Tess Holliday, a size 22, 5-foot-5 inch model, was pictured in a black and white bikini. In 2015, MiLK modeling agency signed Holliday, the first model of her size to be under contract with a major modeling agency.
When the media group attempted to boost its Facebook event’s visibility, the ad was rejected, since it promoted “an idealized physical image.”
Cherchez La Femme producers pressed the tech company, querying why the ad was not approved.
A member of the Facebook Ad Team replied to Cherchez La Femme, noting that the ad violated Facebook’s Health and Fitness Policy. Specifically, the use of Holliday’s image “depicts a body or body parts in an undesirable manner.”
Bigger bodies are just as valid as smaller ones. We all deserve recognition & respect.
— Tess Holliday (@Tess_Holliday) May 23, 2016
On May 19, Cherchez La Femme shared screenshots of the exchanges on their Facebook page, along with a call to share the story.
Jessamy Gleeson, a co-producer of Cherchez La Femme, told The Guardian that she “was utterly furious. We thought it was really horrible and isolating and alienating.
“Quite simply they need to understand we can use images of fat women to promote women being happy,” Gleeson said.
Facebook was not immediately available for comment, but issued a statement on May 23.
The tech giant said its policies are in place to “help protect the community from offensive ads that can damage their experience on our platform.
“This is not the case here and I’m sorry for our incorrect review,” the Facebook statement said.

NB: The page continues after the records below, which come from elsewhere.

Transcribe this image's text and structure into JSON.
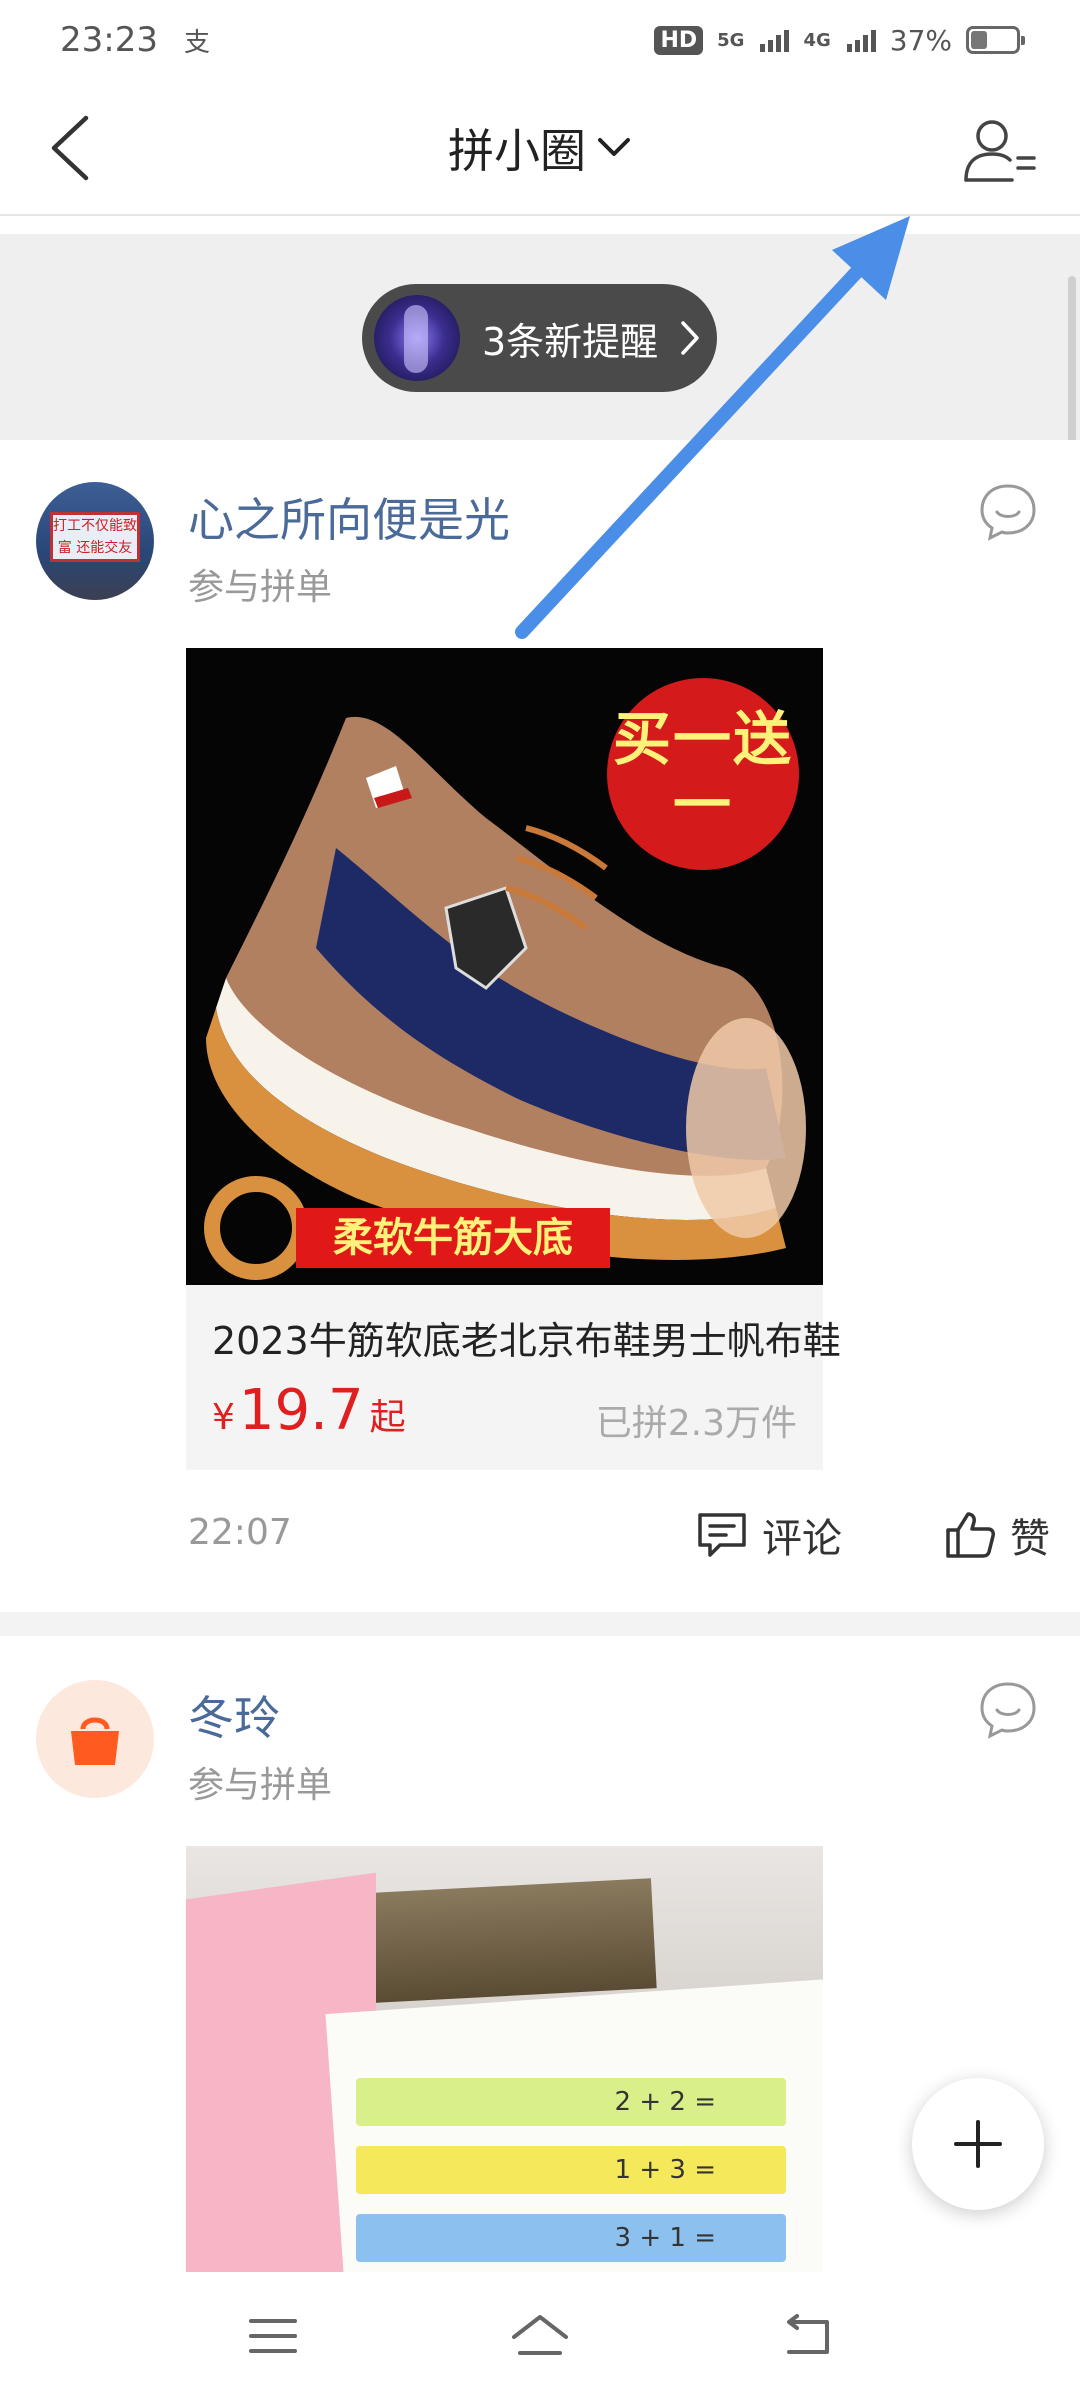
{
  "status_bar": {
    "time": "23:23",
    "alipay_glyph": "支",
    "hd_label": "HD",
    "net_1": "5G",
    "net_2": "4G",
    "battery": "37%",
    "battery_level": 0.37
  },
  "header": {
    "title": "拼小圈",
    "back_icon": "chevron-left-icon",
    "profile_icon": "user-list-icon",
    "title_dropdown_icon": "chevron-down-icon"
  },
  "reminder": {
    "label": "3条新提醒"
  },
  "posts": [
    {
      "username": "心之所向便是光",
      "subtext": "参与拼单",
      "avatar_text": "打工不仅能致富 还能交友娶媳妇",
      "product": {
        "title": "2023牛筋软底老北京布鞋男士帆布鞋",
        "price_symbol": "¥",
        "price": "19.7",
        "price_suffix": "起",
        "sold": "已拼2.3万件",
        "promo_circle": "买一送一",
        "promo_banner": "柔软牛筋大底"
      },
      "time": "22:07",
      "comment_label": "评论",
      "like_label": "赞"
    },
    {
      "username": "冬玲",
      "subtext": "参与拼单",
      "book_rows": [
        "2 + 2 =",
        "1 + 3 =",
        "3 + 1 ="
      ]
    }
  ],
  "colors": {
    "accent_red": "#e02020",
    "username_blue": "#4a6a9a",
    "annotation_blue": "#4a8ee8",
    "avatar_orange": "#ff5a1f"
  }
}
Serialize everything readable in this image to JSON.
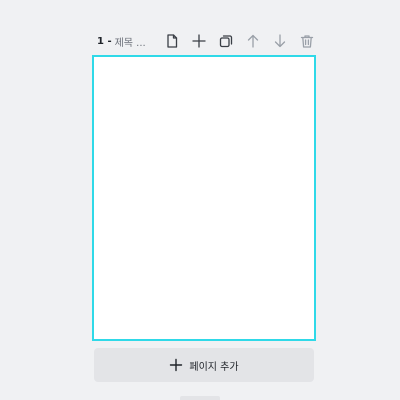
{
  "page": {
    "number": "1 -",
    "title": "제목 ..."
  },
  "toolbar": {
    "icons": [
      "note-icon",
      "plus-icon",
      "duplicate-icon",
      "arrow-up-icon",
      "arrow-down-icon",
      "trash-icon"
    ]
  },
  "add_page": {
    "label": "페이지 추가"
  },
  "colors": {
    "selection_border": "#2fd9e8",
    "background": "#f0f1f3",
    "button_bg": "#e3e4e7"
  }
}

Facebook said it evaluates “millions of ads per week and there are instances that we incorrectly disapprove an image that does not violate our policies.”